The new core samples collected during the expedition are unique because they provide the world’s first direct record of waxing and waning of ice in this region of Antarctica. Another major sediment-drilling program called ANDRILL External Non-U.S. government site also studies the ebb and flow of ice sheets, but in the Ross Sea region. [See previous article: Moving target.]

Iceberg
Photo Credit: Rob Dunbar/IODP
An iceberg sighted during the IODP cruise.

Combined, the cores tell a story of Antarctica’s transformation from an ice-free, warm, greenhouse world to a cold, dry, “icehouse” world.

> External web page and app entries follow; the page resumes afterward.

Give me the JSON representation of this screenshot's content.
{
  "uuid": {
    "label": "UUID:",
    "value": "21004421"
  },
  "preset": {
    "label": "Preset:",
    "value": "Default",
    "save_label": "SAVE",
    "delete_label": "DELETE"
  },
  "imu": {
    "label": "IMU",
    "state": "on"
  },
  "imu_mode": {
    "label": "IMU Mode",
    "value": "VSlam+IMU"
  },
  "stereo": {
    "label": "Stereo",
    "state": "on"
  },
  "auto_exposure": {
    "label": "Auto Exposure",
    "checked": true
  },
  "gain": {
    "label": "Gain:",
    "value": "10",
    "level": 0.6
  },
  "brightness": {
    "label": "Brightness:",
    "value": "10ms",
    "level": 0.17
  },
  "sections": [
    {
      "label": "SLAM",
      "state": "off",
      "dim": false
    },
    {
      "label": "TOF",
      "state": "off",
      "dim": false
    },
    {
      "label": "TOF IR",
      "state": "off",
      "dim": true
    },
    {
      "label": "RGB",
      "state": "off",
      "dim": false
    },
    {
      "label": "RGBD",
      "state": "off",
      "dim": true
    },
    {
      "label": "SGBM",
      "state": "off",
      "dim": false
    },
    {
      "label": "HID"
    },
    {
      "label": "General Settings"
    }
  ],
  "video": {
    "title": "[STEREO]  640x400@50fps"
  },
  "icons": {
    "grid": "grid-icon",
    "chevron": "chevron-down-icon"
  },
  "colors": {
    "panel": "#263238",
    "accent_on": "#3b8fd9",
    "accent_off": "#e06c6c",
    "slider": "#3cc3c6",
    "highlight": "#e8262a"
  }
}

Sediments and microfossils preserved within the cores document the onset of cooling and the development of the first Antarctic glaciers, as well as the growth and recession of Antarctica’s ice sheets.

Cores from one site resemble tree rings — alternating bands of light and dark sediment preserve seasonal variability of the last deglaciation, which began some 10,000 years ago.

Understanding the behavior of Antarctica’s ice sheets plays an important role in our ability to build effective global climate models, say scientists, which are used to predict future climate.

The science team will next embark on a multi-year process of on-shore analyses to further investigate the Wilkes Land cores.

Age-dating and chemistry studies, among other analyses, are expected to resolve questions about changes in Antarctica’s climate over short timescales (50-20,000 years).

Data collected from the Wilkes Land Expedition will complement previous research from drilling operations conducted elsewhere in the Antarctic over the last 40 years.

Adapted from a press release External U.S. government site by the National Science Foundation (NSF).

back to top

 

Share on Facebook Share on Twitter Share on Google Plus Share This Site on Pinterest Subscribe to USAP RSS Feeds Share Via Email
Curator: Peter Rejcek, Antarctic Support Contract | NSF Official: Winifred Reuning, Division of Polar Programs